Your task:
Go over the material below and report every line that contains the word "Name".
BEGIN Source data
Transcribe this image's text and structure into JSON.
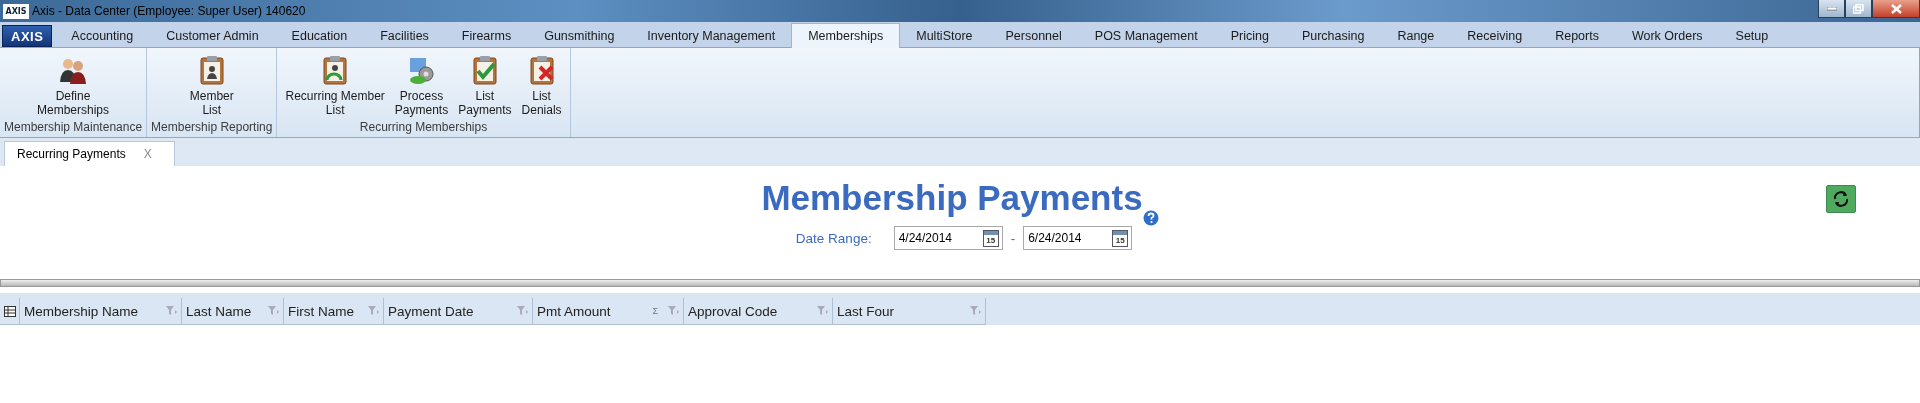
{
  "window": {
    "title": "Axis - Data Center  (Employee: Super User) 140620",
    "app_icon_text": "AXIS"
  },
  "menu_tabs": [
    {
      "label": "AXIS",
      "kind": "logo",
      "selected": false
    },
    {
      "label": "Accounting",
      "kind": "tab",
      "selected": false
    },
    {
      "label": "Customer Admin",
      "kind": "tab",
      "selected": false
    },
    {
      "label": "Education",
      "kind": "tab",
      "selected": false
    },
    {
      "label": "Facilities",
      "kind": "tab",
      "selected": false
    },
    {
      "label": "Firearms",
      "kind": "tab",
      "selected": false
    },
    {
      "label": "Gunsmithing",
      "kind": "tab",
      "selected": false
    },
    {
      "label": "Inventory Management",
      "kind": "tab",
      "selected": false
    },
    {
      "label": "Memberships",
      "kind": "tab",
      "selected": true
    },
    {
      "label": "MultiStore",
      "kind": "tab",
      "selected": false
    },
    {
      "label": "Personnel",
      "kind": "tab",
      "selected": false
    },
    {
      "label": "POS Management",
      "kind": "tab",
      "selected": false
    },
    {
      "label": "Pricing",
      "kind": "tab",
      "selected": false
    },
    {
      "label": "Purchasing",
      "kind": "tab",
      "selected": false
    },
    {
      "label": "Range",
      "kind": "tab",
      "selected": false
    },
    {
      "label": "Receiving",
      "kind": "tab",
      "selected": false
    },
    {
      "label": "Reports",
      "kind": "tab",
      "selected": false
    },
    {
      "label": "Work Orders",
      "kind": "tab",
      "selected": false
    },
    {
      "label": "Setup",
      "kind": "tab",
      "selected": false
    }
  ],
  "ribbon_groups": [
    {
      "label": "Membership Maintenance",
      "buttons": [
        {
          "label": "Define\nMemberships",
          "kind": "people"
        }
      ]
    },
    {
      "label": "Membership Reporting",
      "buttons": [
        {
          "label": "Member\nList",
          "kind": "clipboard"
        }
      ]
    },
    {
      "label": "Recurring Memberships",
      "buttons": [
        {
          "label": "Recurring Member\nList",
          "kind": "recurring"
        },
        {
          "label": "Process\nPayments",
          "kind": "gears"
        },
        {
          "label": "List\nPayments",
          "kind": "check"
        },
        {
          "label": "List\nDenials",
          "kind": "deny"
        }
      ]
    }
  ],
  "document_tabs": [
    {
      "label": "Recurring Payments",
      "close": "X",
      "selected": true
    }
  ],
  "page": {
    "title": "Membership Payments",
    "date_range_label": "Date Range:",
    "separator": "-",
    "date_from": {
      "value": "4/24/2014",
      "calendar_day": "15"
    },
    "date_to": {
      "value": "6/24/2014",
      "calendar_day": "15"
    }
  },
  "table": {
    "columns": [
      {
        "label": "Membership Name"
      },
      {
        "label": "Last Name"
      },
      {
        "label": "First Name"
      },
      {
        "label": "Payment Date"
      },
      {
        "label": "Pmt Amount",
        "sum_symbol": "Σ"
      },
      {
        "label": "Approval Code"
      },
      {
        "label": "Last Four"
      }
    ]
  }
}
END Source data
Answer to this problem:
        "label": "Membership Name"
        "label": "Last Name"
        "label": "First Name"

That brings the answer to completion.